** TASK PROMPT **
Only lines that contain the word "projekta" are to be returned from the data below.

[Stored records]

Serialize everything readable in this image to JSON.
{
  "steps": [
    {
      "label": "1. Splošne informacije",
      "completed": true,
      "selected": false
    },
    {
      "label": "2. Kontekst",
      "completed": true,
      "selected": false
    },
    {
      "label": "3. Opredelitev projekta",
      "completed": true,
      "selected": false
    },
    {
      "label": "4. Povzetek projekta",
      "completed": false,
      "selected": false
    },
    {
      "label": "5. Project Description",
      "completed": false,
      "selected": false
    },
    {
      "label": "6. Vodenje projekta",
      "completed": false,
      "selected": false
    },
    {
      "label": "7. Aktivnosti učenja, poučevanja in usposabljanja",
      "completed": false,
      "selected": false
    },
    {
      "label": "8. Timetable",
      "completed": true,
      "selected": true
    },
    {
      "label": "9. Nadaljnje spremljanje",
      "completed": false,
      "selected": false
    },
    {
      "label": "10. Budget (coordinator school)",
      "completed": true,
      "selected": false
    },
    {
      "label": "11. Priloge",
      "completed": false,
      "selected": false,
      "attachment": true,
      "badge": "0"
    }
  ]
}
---
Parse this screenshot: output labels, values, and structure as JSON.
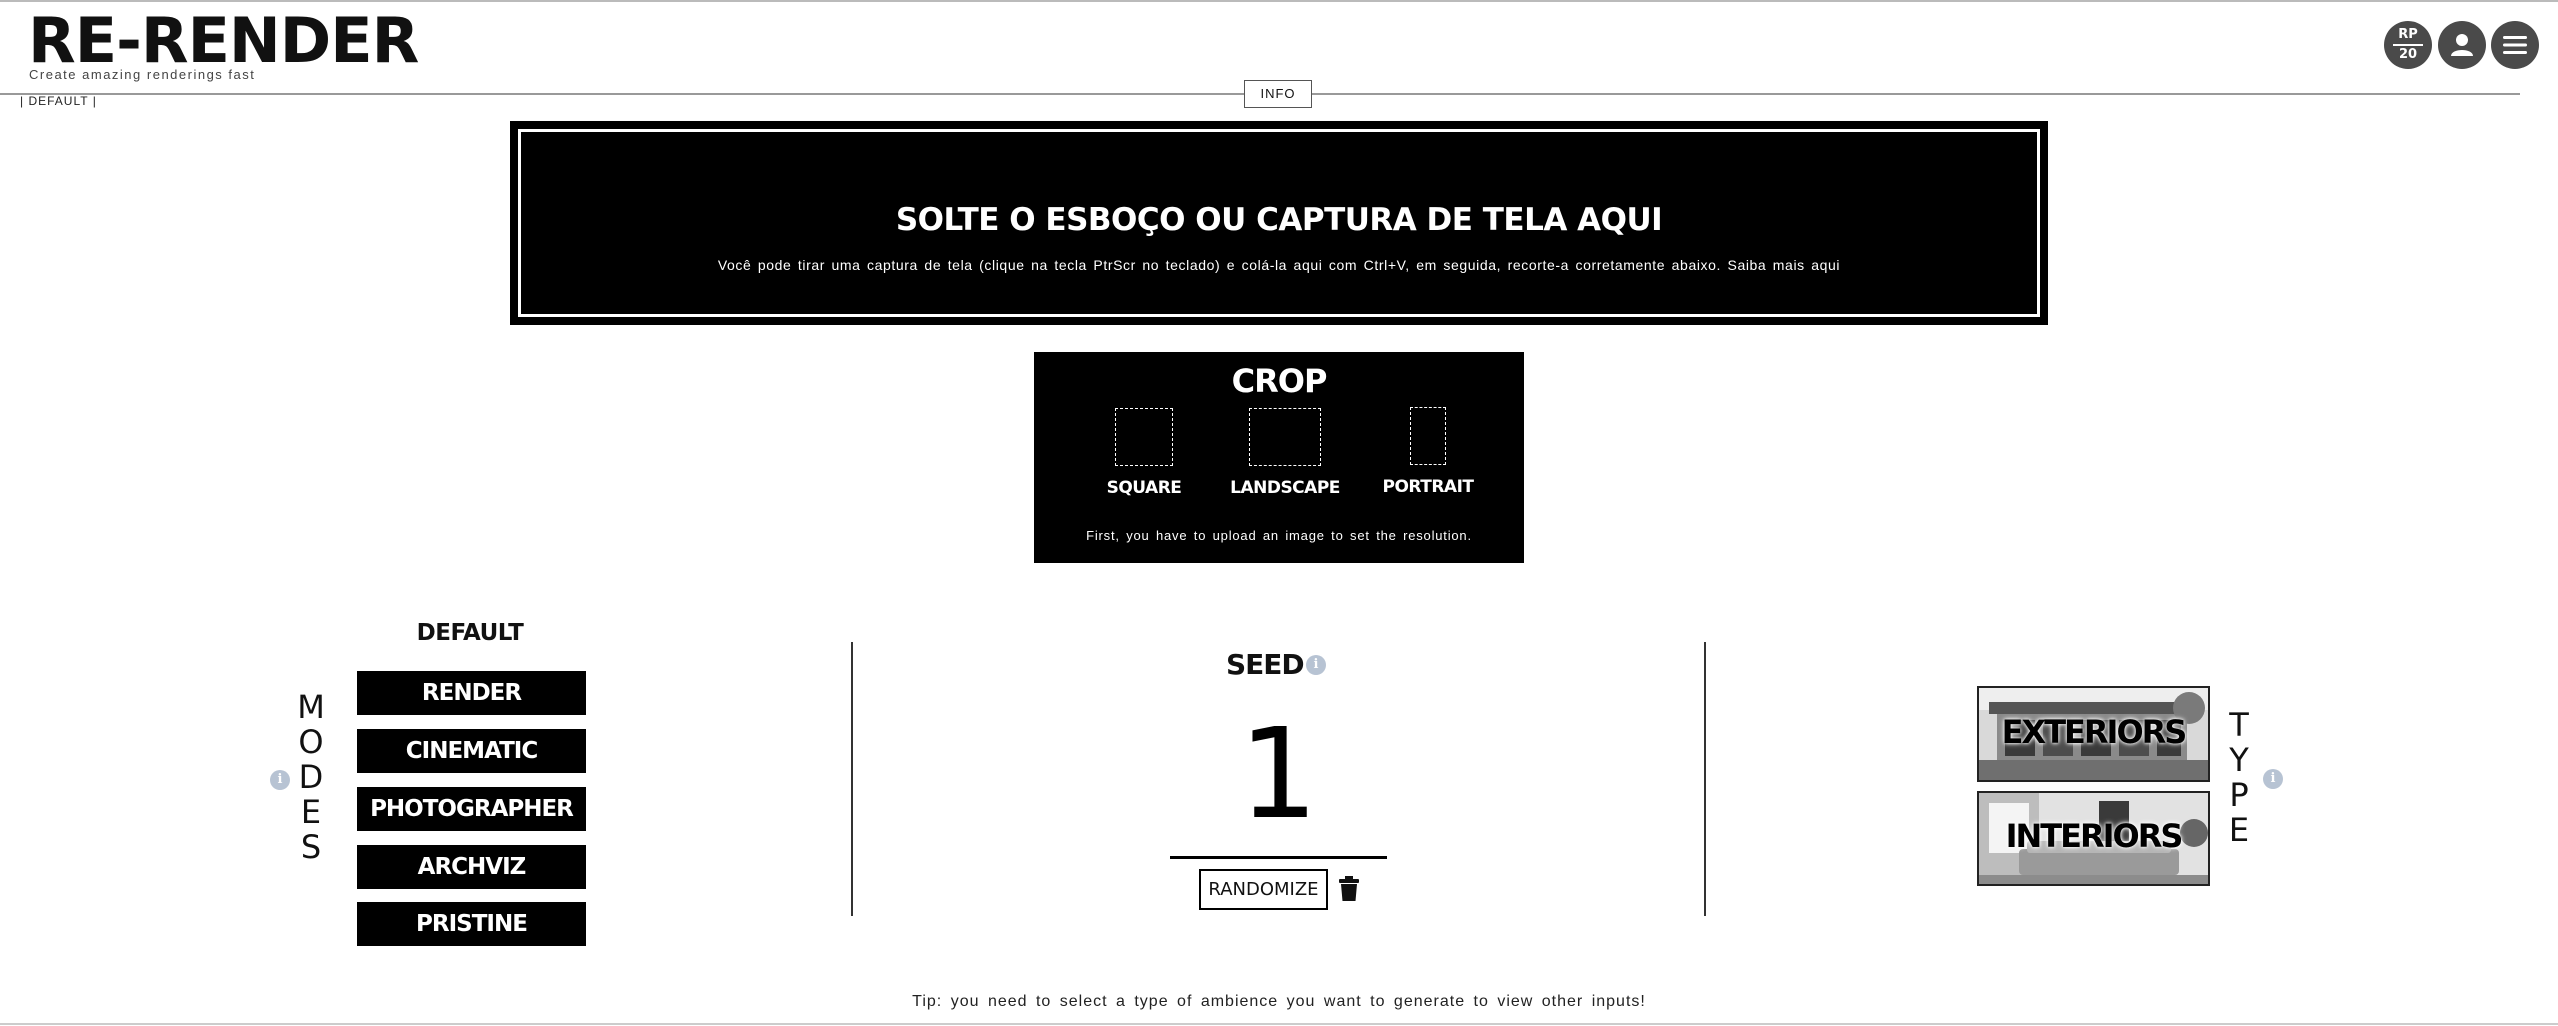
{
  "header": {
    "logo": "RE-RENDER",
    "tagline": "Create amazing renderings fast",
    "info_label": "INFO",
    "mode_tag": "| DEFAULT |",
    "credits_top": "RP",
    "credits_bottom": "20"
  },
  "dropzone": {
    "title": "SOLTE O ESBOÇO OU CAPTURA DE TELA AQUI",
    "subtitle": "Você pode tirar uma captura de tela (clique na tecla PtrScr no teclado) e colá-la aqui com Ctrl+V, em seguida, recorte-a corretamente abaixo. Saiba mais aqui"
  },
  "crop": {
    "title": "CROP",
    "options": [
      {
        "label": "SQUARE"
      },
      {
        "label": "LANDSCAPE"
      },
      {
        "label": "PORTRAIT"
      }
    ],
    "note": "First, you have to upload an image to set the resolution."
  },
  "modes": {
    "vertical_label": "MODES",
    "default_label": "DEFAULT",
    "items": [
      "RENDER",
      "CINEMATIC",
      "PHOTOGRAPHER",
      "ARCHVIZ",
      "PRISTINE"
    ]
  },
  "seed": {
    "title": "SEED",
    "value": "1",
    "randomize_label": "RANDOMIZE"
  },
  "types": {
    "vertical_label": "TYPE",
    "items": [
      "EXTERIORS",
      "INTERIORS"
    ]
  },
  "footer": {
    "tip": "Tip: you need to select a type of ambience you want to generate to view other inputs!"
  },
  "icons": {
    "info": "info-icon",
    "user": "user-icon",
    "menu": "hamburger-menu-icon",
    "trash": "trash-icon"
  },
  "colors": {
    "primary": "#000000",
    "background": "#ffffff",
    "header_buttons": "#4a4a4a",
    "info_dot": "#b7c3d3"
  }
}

** RESPONSE AREA **
      "label": "3. Opredelitev projekta",
      "label": "4. Povzetek projekta",
      "label": "6. Vodenje projekta",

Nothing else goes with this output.